[What you will do]: Among the lines below, which ones contain the word "structure"? Copy every such line.

Source records Start Marker

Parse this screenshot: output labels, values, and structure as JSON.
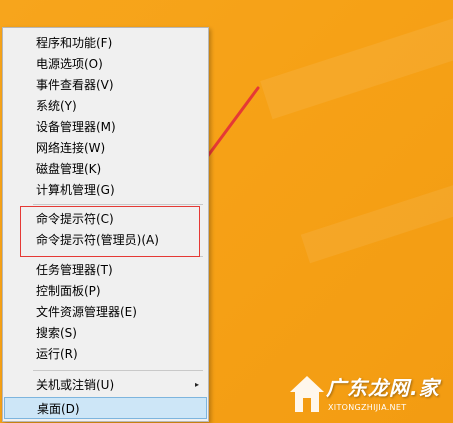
{
  "context_menu": {
    "items": [
      {
        "label": "程序和功能(F)"
      },
      {
        "label": "电源选项(O)"
      },
      {
        "label": "事件查看器(V)"
      },
      {
        "label": "系统(Y)"
      },
      {
        "label": "设备管理器(M)"
      },
      {
        "label": "网络连接(W)"
      },
      {
        "label": "磁盘管理(K)"
      },
      {
        "label": "计算机管理(G)"
      },
      {
        "label": "命令提示符(C)"
      },
      {
        "label": "命令提示符(管理员)(A)"
      },
      {
        "label": "任务管理器(T)"
      },
      {
        "label": "控制面板(P)"
      },
      {
        "label": "文件资源管理器(E)"
      },
      {
        "label": "搜索(S)"
      },
      {
        "label": "运行(R)"
      },
      {
        "label": "关机或注销(U)"
      },
      {
        "label": "桌面(D)"
      }
    ],
    "submenu_arrow": "▸",
    "selected_item": "桌面(D)"
  },
  "annotation": {
    "highlight_color": "#e53935",
    "arrow_color": "#e53935"
  },
  "watermark": {
    "title": "广东龙网.家",
    "url": "XITONGZHIJIA.NET"
  },
  "colors": {
    "wallpaper": "#f6a116",
    "menu_bg": "#f0f0f0",
    "selection": "#cde6f7"
  }
}
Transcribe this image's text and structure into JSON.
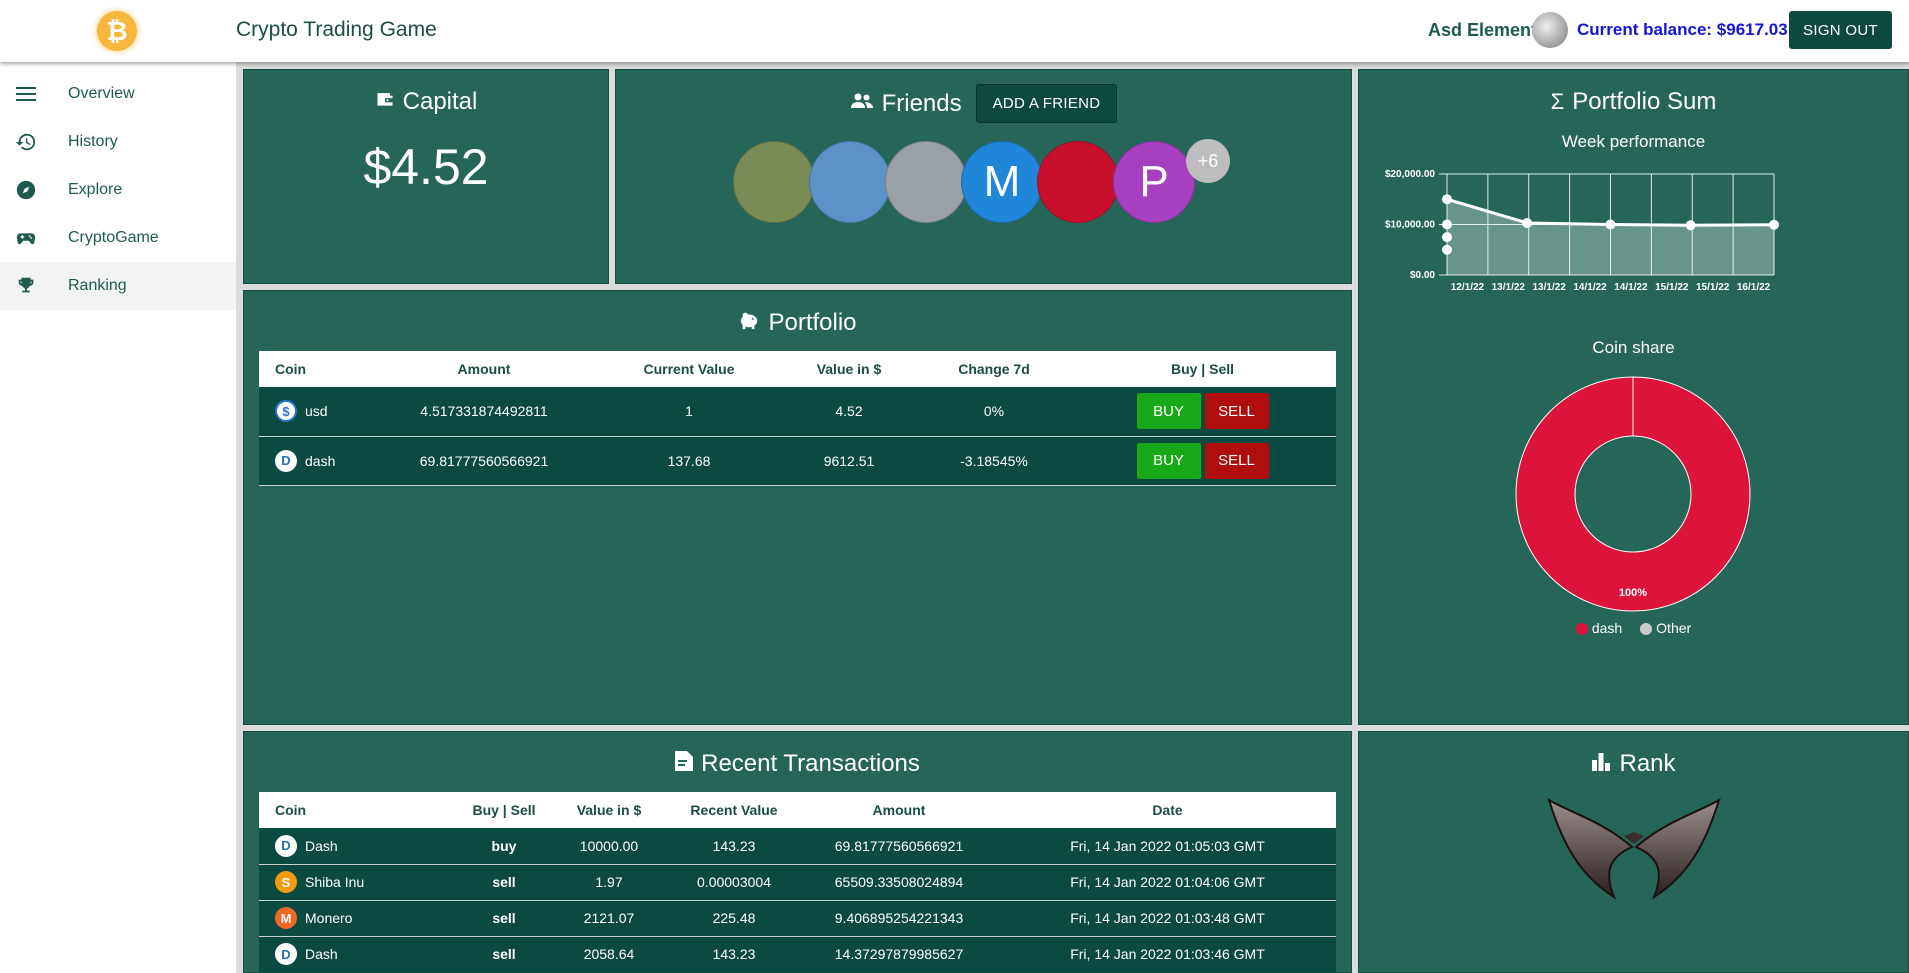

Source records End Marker

[Answer section]:
Parse this screenshot: output labels, values, and structure as JSON.
Transcribe this image's text and structure into JSON.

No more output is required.